- [PROVIDED DATA]
───

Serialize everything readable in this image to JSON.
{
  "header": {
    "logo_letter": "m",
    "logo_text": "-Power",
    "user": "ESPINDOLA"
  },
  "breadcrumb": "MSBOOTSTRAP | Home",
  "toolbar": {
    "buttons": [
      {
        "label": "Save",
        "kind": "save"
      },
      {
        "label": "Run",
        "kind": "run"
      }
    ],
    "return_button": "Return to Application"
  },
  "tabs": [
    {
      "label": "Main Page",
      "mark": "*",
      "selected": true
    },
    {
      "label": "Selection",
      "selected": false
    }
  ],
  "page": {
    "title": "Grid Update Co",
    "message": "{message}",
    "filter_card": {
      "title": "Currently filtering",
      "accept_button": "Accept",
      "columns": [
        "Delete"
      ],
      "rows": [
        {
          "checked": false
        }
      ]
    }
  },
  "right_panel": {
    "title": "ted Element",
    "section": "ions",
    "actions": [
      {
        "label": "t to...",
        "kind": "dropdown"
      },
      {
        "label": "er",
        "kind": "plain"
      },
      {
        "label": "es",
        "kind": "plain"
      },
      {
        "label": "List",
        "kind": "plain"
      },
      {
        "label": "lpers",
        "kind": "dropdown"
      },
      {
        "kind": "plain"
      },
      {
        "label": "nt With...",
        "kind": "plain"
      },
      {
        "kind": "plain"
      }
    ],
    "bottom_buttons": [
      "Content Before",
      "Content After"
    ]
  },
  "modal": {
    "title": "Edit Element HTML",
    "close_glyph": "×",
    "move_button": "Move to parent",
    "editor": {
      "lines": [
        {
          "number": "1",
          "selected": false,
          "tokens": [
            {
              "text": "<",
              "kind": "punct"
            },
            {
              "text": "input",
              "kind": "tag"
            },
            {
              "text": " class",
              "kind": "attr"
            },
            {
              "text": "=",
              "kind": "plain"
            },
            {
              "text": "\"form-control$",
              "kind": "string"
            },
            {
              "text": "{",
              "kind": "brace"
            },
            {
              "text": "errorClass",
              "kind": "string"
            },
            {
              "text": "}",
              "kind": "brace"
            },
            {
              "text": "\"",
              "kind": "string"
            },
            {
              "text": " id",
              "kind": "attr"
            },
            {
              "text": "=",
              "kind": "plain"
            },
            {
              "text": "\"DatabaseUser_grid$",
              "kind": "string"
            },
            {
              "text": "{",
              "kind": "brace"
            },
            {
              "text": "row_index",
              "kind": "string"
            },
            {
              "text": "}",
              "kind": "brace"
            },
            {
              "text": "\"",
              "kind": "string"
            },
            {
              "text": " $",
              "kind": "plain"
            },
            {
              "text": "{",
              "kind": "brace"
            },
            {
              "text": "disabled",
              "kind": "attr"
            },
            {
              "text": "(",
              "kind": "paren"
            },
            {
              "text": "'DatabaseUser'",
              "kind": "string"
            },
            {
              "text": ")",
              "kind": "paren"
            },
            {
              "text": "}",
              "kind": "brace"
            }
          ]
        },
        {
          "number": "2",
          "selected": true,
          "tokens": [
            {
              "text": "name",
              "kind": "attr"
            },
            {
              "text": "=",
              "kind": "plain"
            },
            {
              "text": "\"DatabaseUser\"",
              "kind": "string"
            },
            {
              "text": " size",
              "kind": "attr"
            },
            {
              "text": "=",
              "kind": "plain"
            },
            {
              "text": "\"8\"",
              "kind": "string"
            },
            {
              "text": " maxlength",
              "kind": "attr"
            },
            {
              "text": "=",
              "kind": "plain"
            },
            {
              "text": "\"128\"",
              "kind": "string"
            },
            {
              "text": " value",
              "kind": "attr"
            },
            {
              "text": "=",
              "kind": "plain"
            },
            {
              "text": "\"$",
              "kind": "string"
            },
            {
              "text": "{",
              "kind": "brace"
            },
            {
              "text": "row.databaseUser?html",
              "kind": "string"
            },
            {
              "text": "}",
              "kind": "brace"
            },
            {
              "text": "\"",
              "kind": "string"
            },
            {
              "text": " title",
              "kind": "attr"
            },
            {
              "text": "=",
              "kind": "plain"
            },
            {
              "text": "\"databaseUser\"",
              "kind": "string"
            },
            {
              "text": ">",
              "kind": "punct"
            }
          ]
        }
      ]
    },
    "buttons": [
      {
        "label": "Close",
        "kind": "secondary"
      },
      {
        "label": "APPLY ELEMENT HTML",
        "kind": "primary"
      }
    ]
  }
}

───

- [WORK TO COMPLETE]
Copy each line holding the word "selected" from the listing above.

- [ANSWER SECTION]
      "selected": true
      "selected": false
          "selected": false,
          "selected": true,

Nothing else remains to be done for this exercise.